Activity:
Write out the data word for word, taking care that no picture is carried over.

Supplied material:
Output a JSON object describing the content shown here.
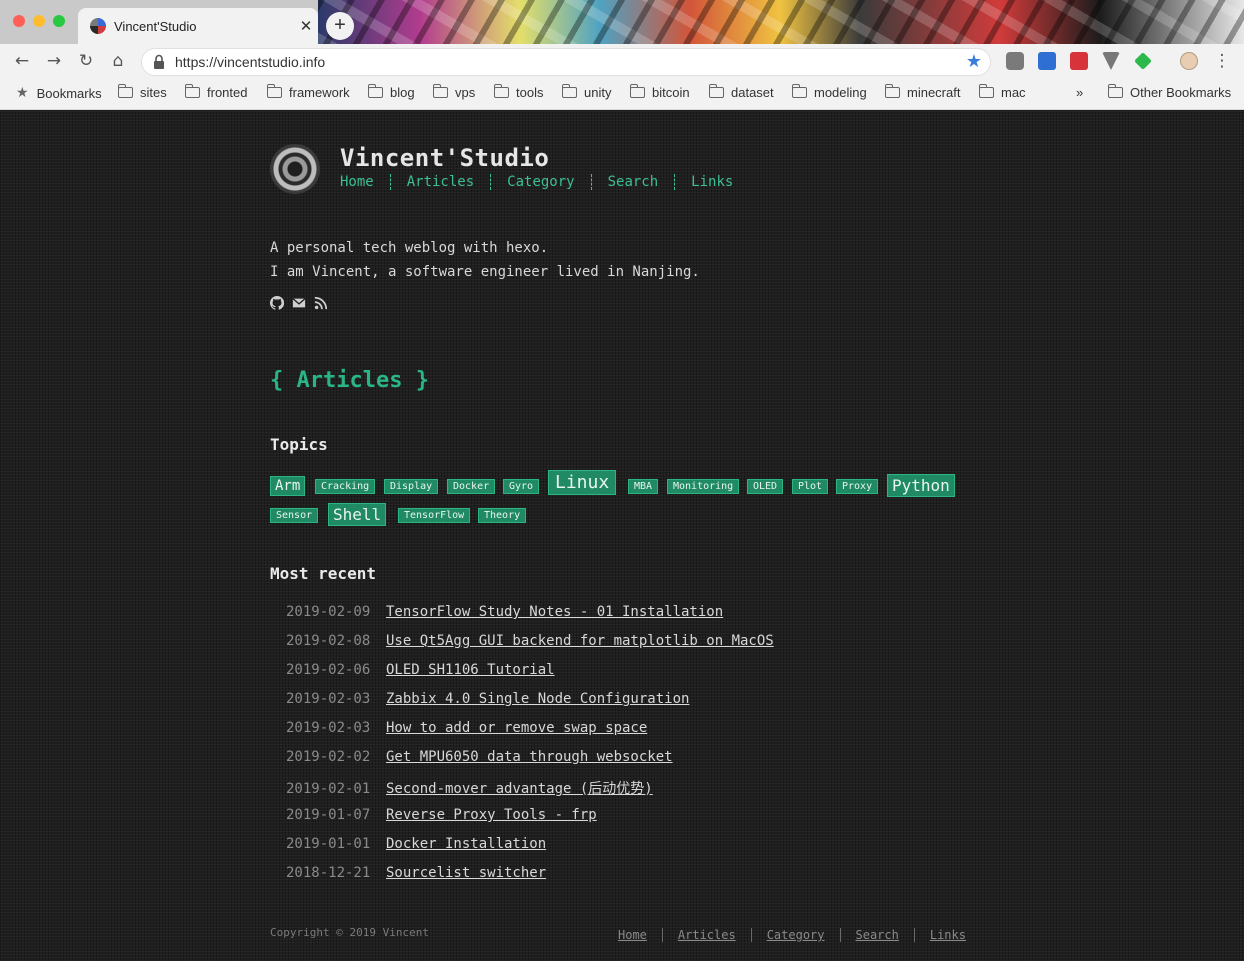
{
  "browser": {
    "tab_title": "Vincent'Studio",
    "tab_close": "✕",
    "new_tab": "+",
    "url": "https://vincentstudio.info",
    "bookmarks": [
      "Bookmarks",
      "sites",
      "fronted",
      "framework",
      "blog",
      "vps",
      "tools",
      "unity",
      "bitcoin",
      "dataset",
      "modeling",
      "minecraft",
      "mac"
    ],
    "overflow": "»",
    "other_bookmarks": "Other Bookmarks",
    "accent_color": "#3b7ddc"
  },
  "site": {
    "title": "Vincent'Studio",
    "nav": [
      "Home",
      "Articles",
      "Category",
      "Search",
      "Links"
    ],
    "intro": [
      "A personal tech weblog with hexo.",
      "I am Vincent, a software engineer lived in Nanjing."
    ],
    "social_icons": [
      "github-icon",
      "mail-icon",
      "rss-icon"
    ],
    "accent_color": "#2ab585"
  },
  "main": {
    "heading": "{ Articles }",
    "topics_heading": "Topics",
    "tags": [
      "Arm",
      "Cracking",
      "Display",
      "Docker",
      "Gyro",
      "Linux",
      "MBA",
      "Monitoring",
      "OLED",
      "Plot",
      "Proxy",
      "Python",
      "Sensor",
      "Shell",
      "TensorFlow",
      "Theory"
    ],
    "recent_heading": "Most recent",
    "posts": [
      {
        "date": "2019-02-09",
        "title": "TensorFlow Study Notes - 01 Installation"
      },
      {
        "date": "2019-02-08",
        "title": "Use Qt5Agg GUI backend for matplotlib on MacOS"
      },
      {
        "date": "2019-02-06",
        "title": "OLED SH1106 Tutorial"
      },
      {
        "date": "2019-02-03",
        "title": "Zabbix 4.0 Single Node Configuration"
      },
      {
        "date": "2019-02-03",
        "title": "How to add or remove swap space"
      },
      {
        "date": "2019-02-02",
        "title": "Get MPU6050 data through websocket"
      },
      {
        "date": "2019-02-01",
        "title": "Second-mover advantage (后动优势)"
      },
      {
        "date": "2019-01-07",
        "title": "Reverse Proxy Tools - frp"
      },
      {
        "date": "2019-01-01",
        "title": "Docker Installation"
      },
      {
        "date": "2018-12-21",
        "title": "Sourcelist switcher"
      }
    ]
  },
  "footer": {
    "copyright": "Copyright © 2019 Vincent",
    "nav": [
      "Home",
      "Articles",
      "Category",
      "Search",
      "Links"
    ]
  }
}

Exercise output:
Output a JSON object describing the content shown here.
{
  "browser": {
    "tab_title": "Vincent'Studio",
    "tab_close": "✕",
    "new_tab": "+",
    "url": "https://vincentstudio.info",
    "bookmarks": [
      "Bookmarks",
      "sites",
      "fronted",
      "framework",
      "blog",
      "vps",
      "tools",
      "unity",
      "bitcoin",
      "dataset",
      "modeling",
      "minecraft",
      "mac"
    ],
    "overflow": "»",
    "other_bookmarks": "Other Bookmarks",
    "accent_color": "#3b7ddc"
  },
  "site": {
    "title": "Vincent'Studio",
    "nav": [
      "Home",
      "Articles",
      "Category",
      "Search",
      "Links"
    ],
    "intro": [
      "A personal tech weblog with hexo.",
      "I am Vincent, a software engineer lived in Nanjing."
    ],
    "social_icons": [
      "github-icon",
      "mail-icon",
      "rss-icon"
    ],
    "accent_color": "#2ab585"
  },
  "main": {
    "heading": "{ Articles }",
    "topics_heading": "Topics",
    "tags": [
      "Arm",
      "Cracking",
      "Display",
      "Docker",
      "Gyro",
      "Linux",
      "MBA",
      "Monitoring",
      "OLED",
      "Plot",
      "Proxy",
      "Python",
      "Sensor",
      "Shell",
      "TensorFlow",
      "Theory"
    ],
    "recent_heading": "Most recent",
    "posts": [
      {
        "date": "2019-02-09",
        "title": "TensorFlow Study Notes - 01 Installation"
      },
      {
        "date": "2019-02-08",
        "title": "Use Qt5Agg GUI backend for matplotlib on MacOS"
      },
      {
        "date": "2019-02-06",
        "title": "OLED SH1106 Tutorial"
      },
      {
        "date": "2019-02-03",
        "title": "Zabbix 4.0 Single Node Configuration"
      },
      {
        "date": "2019-02-03",
        "title": "How to add or remove swap space"
      },
      {
        "date": "2019-02-02",
        "title": "Get MPU6050 data through websocket"
      },
      {
        "date": "2019-02-01",
        "title": "Second-mover advantage (后动优势)"
      },
      {
        "date": "2019-01-07",
        "title": "Reverse Proxy Tools - frp"
      },
      {
        "date": "2019-01-01",
        "title": "Docker Installation"
      },
      {
        "date": "2018-12-21",
        "title": "Sourcelist switcher"
      }
    ]
  },
  "footer": {
    "copyright": "Copyright © 2019 Vincent",
    "nav": [
      "Home",
      "Articles",
      "Category",
      "Search",
      "Links"
    ]
  }
}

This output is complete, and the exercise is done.